The "infinifilm: all access pass" contains the subheading "The World of Austin Powers." There you'll find a 6-minute exploration of the improvisational techniques the filmmakers employed ("Jay Roach & Mike Myers: Creative Convergence"); a series of segments ("Confluence of Characters") that delve a little deeper (but not much) into the inception and execution of Goldmember, Foxxy Cleopatra, Nigel Powers, and the teenaged incarnations of Evil and Austin (played by a pair of affable interview subjects, Josh Zuckerman and Aaron Himmelstein, respectively); a brief behind-the-scenes look at the "Opening Stunts" (2 mins.); a closer inspection of "The Cars of Austin Powers" (2 mins.); and an "Anatomy of Three Scenes"--the gates of New Line Cinema dance number, the aforementioned disco roller-boogie, and the sumo battle, each a montage of set footage with non-optional commentary by Roach; a 4-minute introduction to the film's more-than-meets-the-eye "Visual FX," hosted by effects supervisor Dave Johnson; and a breakdown of the 8-second F/X shot in which Goldmember escapes into Evil's submarine lair.

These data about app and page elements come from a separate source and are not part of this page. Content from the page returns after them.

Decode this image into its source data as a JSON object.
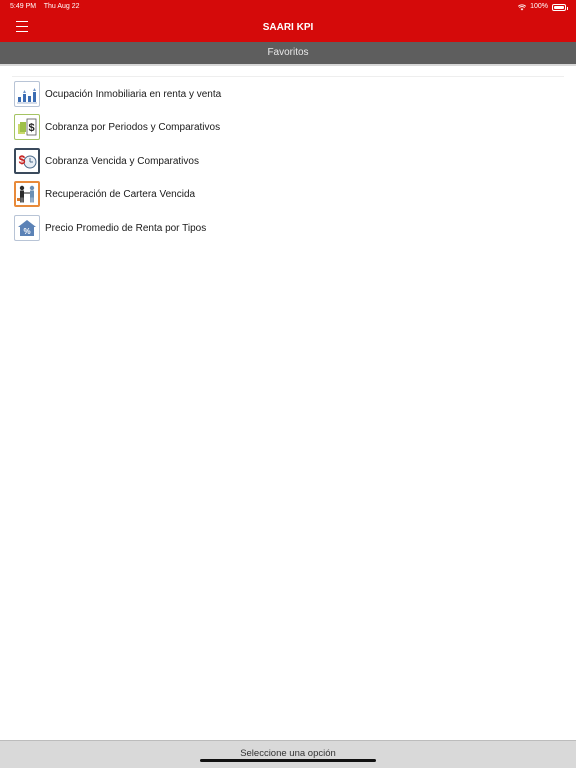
{
  "status_bar": {
    "time": "5:49 PM",
    "date": "Thu Aug 22",
    "battery": "100%"
  },
  "navbar": {
    "title": "SAARI KPI",
    "menu_icon": "hamburger-icon"
  },
  "subheader": {
    "title": "Favoritos"
  },
  "favorites": [
    {
      "label": "Ocupación Inmobiliaria en renta y venta",
      "icon": "buildings-occupancy-icon"
    },
    {
      "label": "Cobranza por Periodos y Comparativos",
      "icon": "money-collection-icon"
    },
    {
      "label": "Cobranza Vencida y Comparativos",
      "icon": "overdue-collection-icon"
    },
    {
      "label": "Recuperación de Cartera Vencida",
      "icon": "handshake-recovery-icon"
    },
    {
      "label": "Precio Promedio de Renta por Tipos",
      "icon": "house-percent-icon"
    }
  ],
  "footer": {
    "text": "Seleccione una opción"
  },
  "colors": {
    "brand_red": "#d50a0a",
    "subheader_gray": "#5e5e5e",
    "footer_gray": "#d9d9d9"
  }
}
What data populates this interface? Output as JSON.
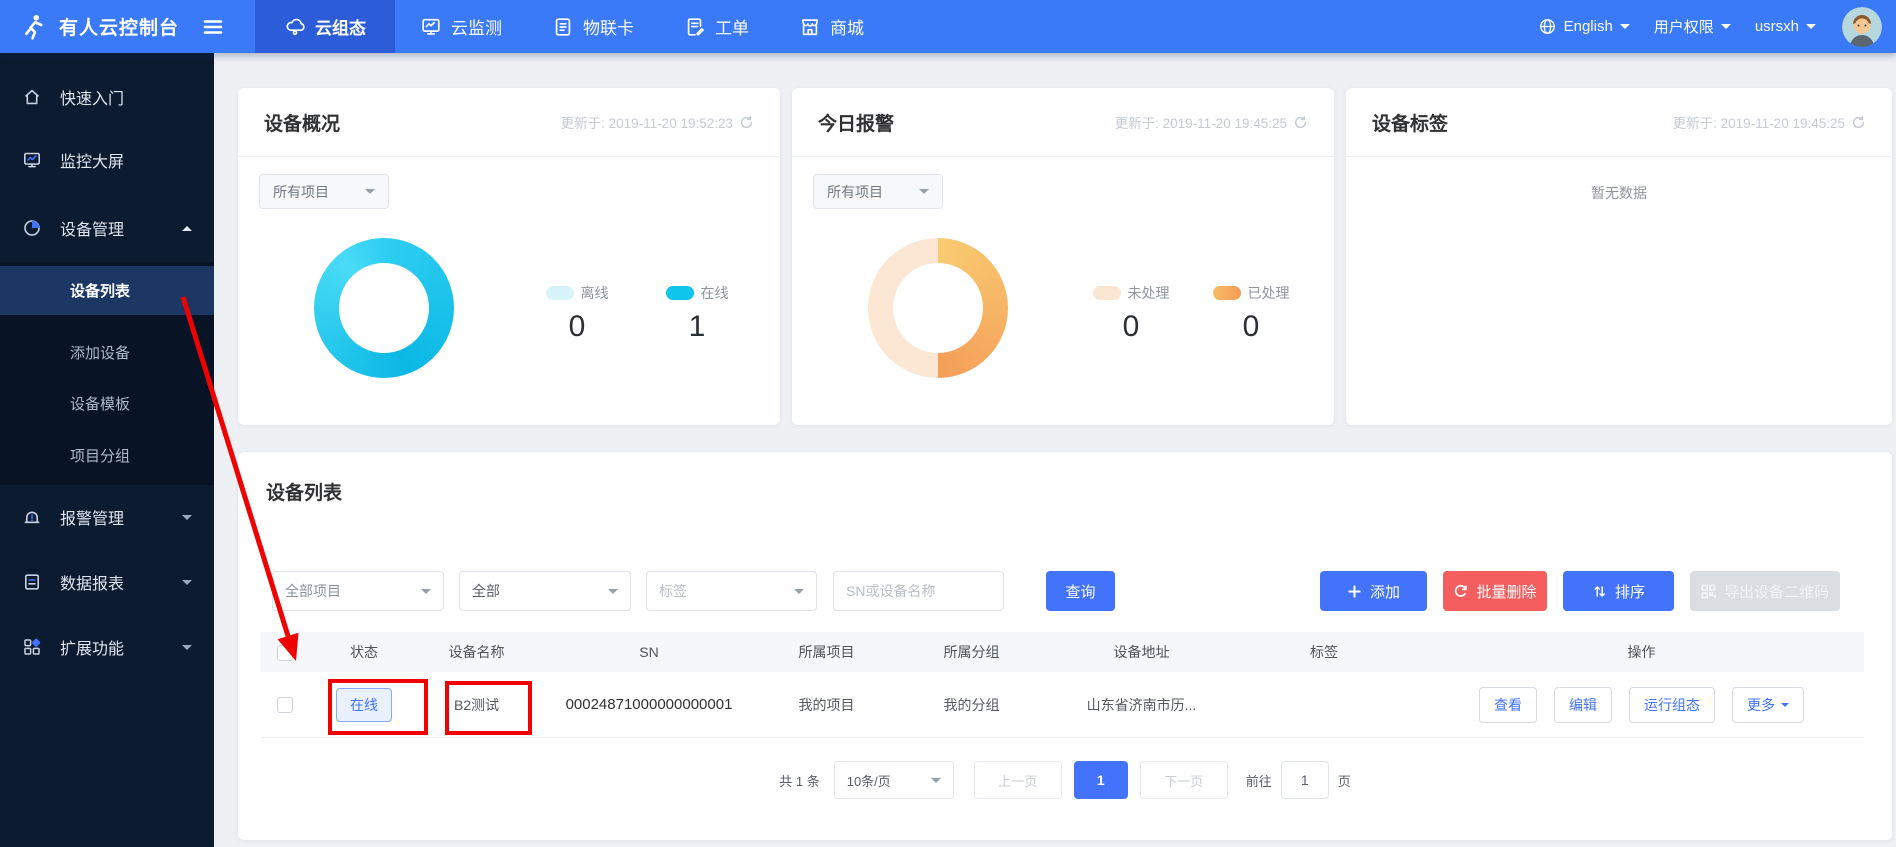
{
  "navbar": {
    "brand": "有人云控制台",
    "tabs": [
      {
        "label": "云组态",
        "icon": "cloud-icon",
        "active": true
      },
      {
        "label": "云监测",
        "icon": "monitor-icon",
        "active": false
      },
      {
        "label": "物联卡",
        "icon": "sim-card-icon",
        "active": false
      },
      {
        "label": "工单",
        "icon": "work-order-icon",
        "active": false
      },
      {
        "label": "商城",
        "icon": "store-icon",
        "active": false
      }
    ],
    "language": "English",
    "permission_menu": "用户权限",
    "username": "usrsxh"
  },
  "sidebar": {
    "items": [
      {
        "label": "快速入门"
      },
      {
        "label": "监控大屏"
      },
      {
        "label": "设备管理",
        "expanded": true,
        "children": [
          {
            "label": "设备列表",
            "active": true
          },
          {
            "label": "添加设备"
          },
          {
            "label": "设备模板"
          },
          {
            "label": "项目分组"
          }
        ]
      },
      {
        "label": "报警管理"
      },
      {
        "label": "数据报表"
      },
      {
        "label": "扩展功能"
      }
    ]
  },
  "cards": {
    "device_overview": {
      "title": "设备概况",
      "updated": "更新于: 2019-11-20 19:52:23",
      "filter": "所有项目",
      "legend": [
        {
          "label": "离线",
          "value": "0",
          "color": "#d9f3fb"
        },
        {
          "label": "在线",
          "value": "1",
          "color": "#0fc5ec"
        }
      ]
    },
    "today_alarm": {
      "title": "今日报警",
      "updated": "更新于: 2019-11-20 19:45:25",
      "filter": "所有项目",
      "legend": [
        {
          "label": "未处理",
          "value": "0",
          "color": "#fbe6d3"
        },
        {
          "label": "已处理",
          "value": "0",
          "color": "#f6a95f"
        }
      ]
    },
    "device_tags": {
      "title": "设备标签",
      "updated": "更新于: 2019-11-20 19:45:25",
      "empty_text": "暂无数据"
    }
  },
  "device_list": {
    "title": "设备列表",
    "filters": {
      "project": "全部项目",
      "status": "全部",
      "tag": "标签",
      "search_placeholder": "SN或设备名称",
      "search_button": "查询"
    },
    "toolbar": {
      "add": "添加",
      "batch_delete": "批量删除",
      "sort": "排序",
      "export_qr": "导出设备二维码"
    },
    "table": {
      "columns": [
        "状态",
        "设备名称",
        "SN",
        "所属项目",
        "所属分组",
        "设备地址",
        "标签",
        "操作"
      ],
      "rows": [
        {
          "status": "在线",
          "name": "B2测试",
          "sn": "00024871000000000001",
          "project": "我的项目",
          "group": "我的分组",
          "address": "山东省济南市历...",
          "tag": "",
          "actions": [
            "查看",
            "编辑",
            "运行组态",
            "更多"
          ]
        }
      ]
    },
    "pagination": {
      "total": "共 1 条",
      "page_size": "10条/页",
      "prev": "上一页",
      "current": "1",
      "next": "下一页",
      "goto_prefix": "前往",
      "goto_page": "1",
      "goto_suffix": "页"
    }
  },
  "colors": {
    "navbar": "#3a79f8",
    "navbar_active_tab": "#2c5cd8",
    "accent_blue": "#4273fa",
    "danger_red": "#f55e5e",
    "disabled_gray": "#dadde2",
    "annotation_red": "#ee0202",
    "online_cyan": "#0fc5ec",
    "alarm_orange": "#f6a95f",
    "sidebar_bg": "#0d1b31"
  }
}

Your all access pass dries up with four music videos (for Beyoncé's "Work It Out," Britney Spears's "Boys," Ming Tea's novelty song "Daddy Wasn't There," and Dr. Evil & Mini-Me's gangsta take on "Hard Knock Life"), four teaser trailers and one theatrical, all in 5.1, and best of all, fourteen deleted scenes totalling twenty-two minutes, presented in spit-polished anamorphic widescreen with a choice of soundtracks (DD 5.1, 2.0 Dolby Surround, or Roach commentary). Roach explains that most of these were cut for pace; I'm sad to see go, as is he, a Magnolia parody wherein Rob Lowe's No. 2 resurfaces. Alas, the abandoned cameos by Heather Graham and Elizabeth Hurley are nowhere to be found, but the puerile sight of Mini-Me literally chewing his way through a prisoner's chest cavity surely compensates. DVD-ROM owners can choose from a selection of twelve scenes from the film to redub (I imagine it's fun in groups) and visit weblinks. The attractive blue keepcase of this so-so SE does make it more enticing. Originally published: November 19, 2002.